Past the toddler stage, children can get set in their ways when it comes to eating. I learned recently that children need to taste a new food between 15 and 20 times before they will accept it willingly. No wonder mac ‘n cheese is the route most tired parents take!
Expanding their repertoire is the role of parents but how to achieve it?
Bring the kids to the dinner table and have them eat what you eat. Not 5-alarm chili and raw onions but what my sister Claudia calls the ‘brown-green-white thing’ or protein/vegetable/carbohydrate. Don’t give them too much and do ask them to have at least one bite. Twenty times later, they may actually ask for more spinach. Prepare to hear howls of “Oh, no! Not squash!” but don’t put up with a lot of complaints. Dinner should have some semblance of civility.
School and beyond
The now celebrated Chef Ann Cooper, the ‘Rengade Lunch Lady’ is a former chef who took on the school lunch program. Her aim, in fact, what she calls her ‘life’s work’ is to feed kids well in an institutional setting. Lack of money, public policy that ignores school food and children’s health, and the commodity based food service providers are some of the issues she has tackled. As a startling counterpoint, the French school system is often cited in terms of their budget (much larger) and the food itself (healthier and fresher).
I decided to see for myself.
A part-timer in Paris, I am just across the street from an elementary school. As it turned out, my visit coincided with ‘La Semaine du Gout’ (The Week of Taste). Every year in France, a week is devoted to teaching children about food and how it’s produced. Some years, chefs go to the schools and give cooking and tasting lessons. Last year, the kids visited a chocolate factory. This time, a cow named Marguerite was brought in from Normandy and installed right in the school grounds.
“This is to teach our city youngsters how the milk gets into bottles!” one of the teachers explained. La Semaine du Gout is about more than that, however. The program promotes good eating habits, the development of taste and appreciation of food and of course, the preservation of a very important aspect of French culture.
My American friend, Lee Hubert, who has lived over 30 years in France, added this:
“The French have seen the rise of obesity in the States and now in England. They don’t want to wait 30 years before addressing the problem. Fast food and processed food is popular in France so it’s a real concern.”
The diverting sight of Marguerite peacefully chewing her cud temporarily stalled my plan to see what French kids eat for lunch. But it was easy enough to find out: the weekly menu is posted online and at the school door. No surprise: dairy products were in the spotlight. The children sampled French cheese, yogurt, milk and custard. For each day’s menu, the specific food group (dairy, meats, raw and cooked vegetables, cereals, beans, and sugared products) is printed in a particular color, making it easy to see how the meal is balanced.
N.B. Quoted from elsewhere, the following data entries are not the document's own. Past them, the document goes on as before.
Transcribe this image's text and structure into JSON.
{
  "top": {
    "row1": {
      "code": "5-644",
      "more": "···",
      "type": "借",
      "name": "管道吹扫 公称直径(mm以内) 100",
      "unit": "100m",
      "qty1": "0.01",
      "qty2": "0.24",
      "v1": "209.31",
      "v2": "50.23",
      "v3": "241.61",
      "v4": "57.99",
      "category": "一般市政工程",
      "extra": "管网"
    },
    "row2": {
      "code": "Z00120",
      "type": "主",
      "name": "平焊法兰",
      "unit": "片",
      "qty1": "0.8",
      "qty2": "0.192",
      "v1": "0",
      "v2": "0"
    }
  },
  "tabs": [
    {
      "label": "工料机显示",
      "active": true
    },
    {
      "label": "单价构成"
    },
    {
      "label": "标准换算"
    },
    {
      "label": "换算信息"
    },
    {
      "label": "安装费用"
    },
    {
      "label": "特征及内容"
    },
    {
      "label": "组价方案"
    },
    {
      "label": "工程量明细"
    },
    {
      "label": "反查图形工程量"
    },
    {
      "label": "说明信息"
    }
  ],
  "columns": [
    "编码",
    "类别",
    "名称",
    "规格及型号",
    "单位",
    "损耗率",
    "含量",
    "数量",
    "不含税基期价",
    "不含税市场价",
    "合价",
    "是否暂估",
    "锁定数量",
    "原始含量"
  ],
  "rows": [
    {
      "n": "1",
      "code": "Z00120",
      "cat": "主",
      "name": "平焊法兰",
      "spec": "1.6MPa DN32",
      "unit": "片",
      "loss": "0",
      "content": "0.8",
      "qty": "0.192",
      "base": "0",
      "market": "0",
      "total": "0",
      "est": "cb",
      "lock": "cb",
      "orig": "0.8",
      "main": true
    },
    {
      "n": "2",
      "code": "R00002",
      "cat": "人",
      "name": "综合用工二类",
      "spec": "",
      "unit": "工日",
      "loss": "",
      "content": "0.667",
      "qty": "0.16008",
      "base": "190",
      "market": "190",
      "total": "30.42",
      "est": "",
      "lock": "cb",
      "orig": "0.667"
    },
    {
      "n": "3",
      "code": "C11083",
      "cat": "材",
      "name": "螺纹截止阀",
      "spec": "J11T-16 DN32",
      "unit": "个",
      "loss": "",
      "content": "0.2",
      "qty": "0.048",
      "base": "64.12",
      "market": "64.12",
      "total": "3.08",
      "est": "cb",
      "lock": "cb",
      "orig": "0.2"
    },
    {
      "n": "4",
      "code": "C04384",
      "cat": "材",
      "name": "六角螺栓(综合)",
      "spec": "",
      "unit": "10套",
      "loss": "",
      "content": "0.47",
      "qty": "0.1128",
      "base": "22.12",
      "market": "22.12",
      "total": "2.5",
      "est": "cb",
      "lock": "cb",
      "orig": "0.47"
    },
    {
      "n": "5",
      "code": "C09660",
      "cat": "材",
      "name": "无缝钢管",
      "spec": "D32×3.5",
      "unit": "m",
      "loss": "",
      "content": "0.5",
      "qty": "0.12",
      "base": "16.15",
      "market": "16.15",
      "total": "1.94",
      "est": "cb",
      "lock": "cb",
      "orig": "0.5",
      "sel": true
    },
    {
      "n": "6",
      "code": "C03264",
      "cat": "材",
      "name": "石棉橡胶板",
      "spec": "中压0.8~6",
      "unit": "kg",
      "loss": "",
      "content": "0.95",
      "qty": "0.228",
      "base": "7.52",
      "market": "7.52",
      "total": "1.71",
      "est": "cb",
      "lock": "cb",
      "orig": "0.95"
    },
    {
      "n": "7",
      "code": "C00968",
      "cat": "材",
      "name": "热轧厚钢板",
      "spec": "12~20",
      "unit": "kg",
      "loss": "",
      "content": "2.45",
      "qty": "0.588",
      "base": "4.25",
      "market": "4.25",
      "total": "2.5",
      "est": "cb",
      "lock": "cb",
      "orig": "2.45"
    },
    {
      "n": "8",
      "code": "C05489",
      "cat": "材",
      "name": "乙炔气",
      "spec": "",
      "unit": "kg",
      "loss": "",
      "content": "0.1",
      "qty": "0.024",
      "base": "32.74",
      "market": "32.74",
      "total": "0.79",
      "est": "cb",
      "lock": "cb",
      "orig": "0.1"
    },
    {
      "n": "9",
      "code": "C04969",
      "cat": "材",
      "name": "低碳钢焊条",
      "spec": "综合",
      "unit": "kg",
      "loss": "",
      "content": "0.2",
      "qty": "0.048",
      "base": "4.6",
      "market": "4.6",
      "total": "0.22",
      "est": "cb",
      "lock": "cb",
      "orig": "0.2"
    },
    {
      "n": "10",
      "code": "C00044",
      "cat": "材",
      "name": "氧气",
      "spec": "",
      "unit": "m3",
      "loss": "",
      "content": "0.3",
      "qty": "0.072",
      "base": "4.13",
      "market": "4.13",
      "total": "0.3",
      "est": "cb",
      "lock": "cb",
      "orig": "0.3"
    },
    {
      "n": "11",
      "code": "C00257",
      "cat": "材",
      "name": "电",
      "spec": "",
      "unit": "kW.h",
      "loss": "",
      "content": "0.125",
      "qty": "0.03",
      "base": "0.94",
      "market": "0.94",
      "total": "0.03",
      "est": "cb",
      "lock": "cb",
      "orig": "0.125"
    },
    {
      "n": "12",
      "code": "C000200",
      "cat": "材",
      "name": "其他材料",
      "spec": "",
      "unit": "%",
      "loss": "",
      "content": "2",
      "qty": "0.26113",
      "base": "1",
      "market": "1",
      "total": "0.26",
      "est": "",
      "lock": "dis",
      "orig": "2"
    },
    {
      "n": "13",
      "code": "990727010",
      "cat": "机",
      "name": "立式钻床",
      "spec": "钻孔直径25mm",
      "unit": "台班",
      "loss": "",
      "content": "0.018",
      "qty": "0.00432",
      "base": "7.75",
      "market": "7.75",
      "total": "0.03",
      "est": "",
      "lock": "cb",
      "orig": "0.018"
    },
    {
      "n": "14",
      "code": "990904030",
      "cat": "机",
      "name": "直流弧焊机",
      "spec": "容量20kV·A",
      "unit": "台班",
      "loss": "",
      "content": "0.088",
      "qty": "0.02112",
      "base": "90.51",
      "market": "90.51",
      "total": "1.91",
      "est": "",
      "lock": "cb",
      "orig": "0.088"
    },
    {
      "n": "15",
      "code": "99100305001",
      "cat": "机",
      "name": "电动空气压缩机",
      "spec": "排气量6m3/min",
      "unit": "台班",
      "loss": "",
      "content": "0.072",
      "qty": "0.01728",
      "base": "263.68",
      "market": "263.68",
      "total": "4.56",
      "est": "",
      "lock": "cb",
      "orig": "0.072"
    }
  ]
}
Each lunch has a starter, main dish and dessert.
My favorite was Friday’s meal:
- Hearts of Palm
- Cod in Lemon Sauce with Steamed Parsley Potatoes
- Yogurt with a ‘fruit of the season’
Sounds healthy to me! But back at home…
“The reason we don’t cook is because we don’t need to.” was the honest and realistic assessment I got from a young adult friend a few years back. And it’s hard to argue that we need to cook in a country where prepared food whether it’s for babies, children, adults, dieters, or the elderly is cheap and available. An intelligent, attentive young mother told me recently that organic processed baby foods were ‘better’ for babies than home prepared food. Really?
The flip side of not cooking for ourselves is that we’re bombarded with alarming news about processed and prepared foods. We have marvelous resources: bountiful food supplies and tremendous choice for modest cost. Feeding ourselves and feeding our young is basic, healthy, sensible…
And fun! Well, not always fun but worth the effort? Definitely!